Among the data stored in the Biobank, there were records of the spontaneous movements of these patients which, a few years ago, were taken over a week with the aid of a wrist accelerometer. The team wanted to find out if these collected data could help identify cases of Parkinson’s disease before clinical diagnosis.
Through artificial intelligence, they developed machine learning models trained with the information collected by the movement devices. Upon analysis, the authors found that these data allowed to identify Parkinson’s disease better thanIt used commonly used clinical markers, such as those derived from lifestyle, genetics, blood biochemistry, and patient-reported symptoms.
Specifically, they found that patterns related to speed of movement and quality of sleep were associated with a future onset of the disease. They found that the slowing of a person’s movements occurred several years before the diagnosis of Parkinson’s disease. Also, sleep disruption problems were more common in people who were eventually diagnosed with Parkinson’s than in those with other movement and neurodegenerative problems.
“We have shown here that a single week of data captured can predict events up to seven years in the future“said Sandor, the study’s lead author. “With these results, we could develop a valuable screening tool to aid in the early detection of Parkinson’s,” she adds.

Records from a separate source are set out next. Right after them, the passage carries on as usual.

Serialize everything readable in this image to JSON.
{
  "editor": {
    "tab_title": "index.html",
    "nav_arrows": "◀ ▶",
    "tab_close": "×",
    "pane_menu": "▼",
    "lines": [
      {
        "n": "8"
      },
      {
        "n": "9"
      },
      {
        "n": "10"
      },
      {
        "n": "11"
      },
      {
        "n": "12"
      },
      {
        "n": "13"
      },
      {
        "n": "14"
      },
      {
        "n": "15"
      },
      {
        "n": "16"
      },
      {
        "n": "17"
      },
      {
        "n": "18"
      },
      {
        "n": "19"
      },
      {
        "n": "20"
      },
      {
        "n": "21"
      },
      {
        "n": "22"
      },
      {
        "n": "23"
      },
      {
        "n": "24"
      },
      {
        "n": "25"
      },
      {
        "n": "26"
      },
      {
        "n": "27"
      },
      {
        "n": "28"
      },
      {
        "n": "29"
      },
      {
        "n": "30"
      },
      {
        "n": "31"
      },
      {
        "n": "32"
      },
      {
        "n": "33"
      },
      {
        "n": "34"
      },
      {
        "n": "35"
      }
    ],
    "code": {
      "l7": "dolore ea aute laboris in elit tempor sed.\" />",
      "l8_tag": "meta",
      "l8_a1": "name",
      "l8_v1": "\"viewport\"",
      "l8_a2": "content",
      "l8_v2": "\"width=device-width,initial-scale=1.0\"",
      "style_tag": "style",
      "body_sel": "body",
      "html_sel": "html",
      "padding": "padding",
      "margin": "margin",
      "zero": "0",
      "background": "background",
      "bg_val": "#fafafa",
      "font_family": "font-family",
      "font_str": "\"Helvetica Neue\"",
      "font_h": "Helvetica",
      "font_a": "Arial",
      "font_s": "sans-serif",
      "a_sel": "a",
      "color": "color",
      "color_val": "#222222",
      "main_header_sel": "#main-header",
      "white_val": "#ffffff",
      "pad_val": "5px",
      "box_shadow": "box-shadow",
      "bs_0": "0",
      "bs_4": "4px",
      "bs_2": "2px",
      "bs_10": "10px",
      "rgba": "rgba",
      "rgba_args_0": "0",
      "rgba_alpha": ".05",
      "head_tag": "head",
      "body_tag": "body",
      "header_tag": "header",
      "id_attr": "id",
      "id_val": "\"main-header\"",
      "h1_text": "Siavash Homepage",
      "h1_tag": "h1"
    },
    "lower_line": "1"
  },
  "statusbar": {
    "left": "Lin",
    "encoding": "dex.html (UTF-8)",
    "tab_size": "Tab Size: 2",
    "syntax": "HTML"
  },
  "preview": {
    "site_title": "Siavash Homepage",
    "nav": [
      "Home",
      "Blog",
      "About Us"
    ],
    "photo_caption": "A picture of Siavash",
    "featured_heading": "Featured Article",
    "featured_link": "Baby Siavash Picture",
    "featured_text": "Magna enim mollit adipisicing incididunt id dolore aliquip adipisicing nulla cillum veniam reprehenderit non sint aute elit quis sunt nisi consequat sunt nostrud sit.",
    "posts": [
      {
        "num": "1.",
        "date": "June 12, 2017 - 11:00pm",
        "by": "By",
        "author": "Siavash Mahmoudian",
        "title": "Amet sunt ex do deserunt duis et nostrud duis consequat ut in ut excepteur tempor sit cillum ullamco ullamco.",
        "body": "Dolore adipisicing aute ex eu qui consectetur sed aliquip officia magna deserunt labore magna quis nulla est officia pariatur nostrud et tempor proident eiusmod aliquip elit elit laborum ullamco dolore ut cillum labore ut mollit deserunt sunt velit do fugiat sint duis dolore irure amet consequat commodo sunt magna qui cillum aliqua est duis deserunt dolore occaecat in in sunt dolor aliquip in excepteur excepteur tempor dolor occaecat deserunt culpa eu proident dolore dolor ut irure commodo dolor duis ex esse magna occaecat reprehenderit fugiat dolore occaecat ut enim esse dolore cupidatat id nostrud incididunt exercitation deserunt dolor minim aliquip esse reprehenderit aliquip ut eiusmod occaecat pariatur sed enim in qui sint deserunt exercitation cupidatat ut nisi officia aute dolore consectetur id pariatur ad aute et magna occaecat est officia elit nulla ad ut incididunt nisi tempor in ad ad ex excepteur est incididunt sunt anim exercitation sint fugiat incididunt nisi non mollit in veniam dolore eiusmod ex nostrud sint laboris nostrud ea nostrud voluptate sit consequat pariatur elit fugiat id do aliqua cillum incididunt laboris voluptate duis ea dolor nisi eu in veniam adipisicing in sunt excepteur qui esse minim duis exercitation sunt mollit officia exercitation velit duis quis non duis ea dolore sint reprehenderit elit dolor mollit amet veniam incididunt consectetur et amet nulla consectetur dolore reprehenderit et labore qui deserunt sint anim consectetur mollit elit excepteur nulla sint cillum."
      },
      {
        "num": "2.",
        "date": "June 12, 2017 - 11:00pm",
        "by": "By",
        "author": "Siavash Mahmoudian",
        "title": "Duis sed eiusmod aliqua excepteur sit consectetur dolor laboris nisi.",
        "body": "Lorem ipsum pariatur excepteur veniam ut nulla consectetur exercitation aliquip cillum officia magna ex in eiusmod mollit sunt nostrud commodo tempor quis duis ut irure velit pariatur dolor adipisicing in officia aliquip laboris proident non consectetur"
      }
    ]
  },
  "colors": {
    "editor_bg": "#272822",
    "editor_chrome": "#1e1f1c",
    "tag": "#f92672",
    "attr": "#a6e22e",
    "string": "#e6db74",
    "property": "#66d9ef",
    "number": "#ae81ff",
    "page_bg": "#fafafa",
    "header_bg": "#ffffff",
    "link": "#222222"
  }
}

“This has implications for both research, by improving recruitment into clinical trials, and clinical practice, by allowing patients access treatments at an earlier stage, in the futurewhen these treatments are available”, he explains, although he insists that it would be necessary to repeat the investigation with other cohorts of people to compare its results.
Spanish reaction: “An interesting study”
José López Barneo, professor of Physiology and researcher at the University of Seville, believes that the study is “very interesting” and “of quality” because it has shown a “very strong” correlation between people who move little and slowly with suffering Parkinson’s in the future, as stated for Science Media Center.
Regarding the advantages of a person discovering several years before that it is very likely that they will suffer from the disease in the future, it is “very interesting and valuable from the scientific point of view” because would help to better understand the pathogenesis of the disease and to test the efficacy of new protective drugs. However, since there is still no type of drug to prevent it, “it is not clear that this brings any advantage to the future patient. It is an issue that has important ethical implications“.
Along the same lines, José Luis Lanciego, Senior Researcher at the Program for Gene Therapy in Neurodegenerative Diseases at the University of Navarra, welcomes the fact that the study shows that movement data recorded with a portable device (such as a smartwatch or similar) is useful. to identify which people are most at risk of Parkinson’s and when. But he believes that said early diagnosis “of little” serves patients as long as they do not have neuroprotective treatment.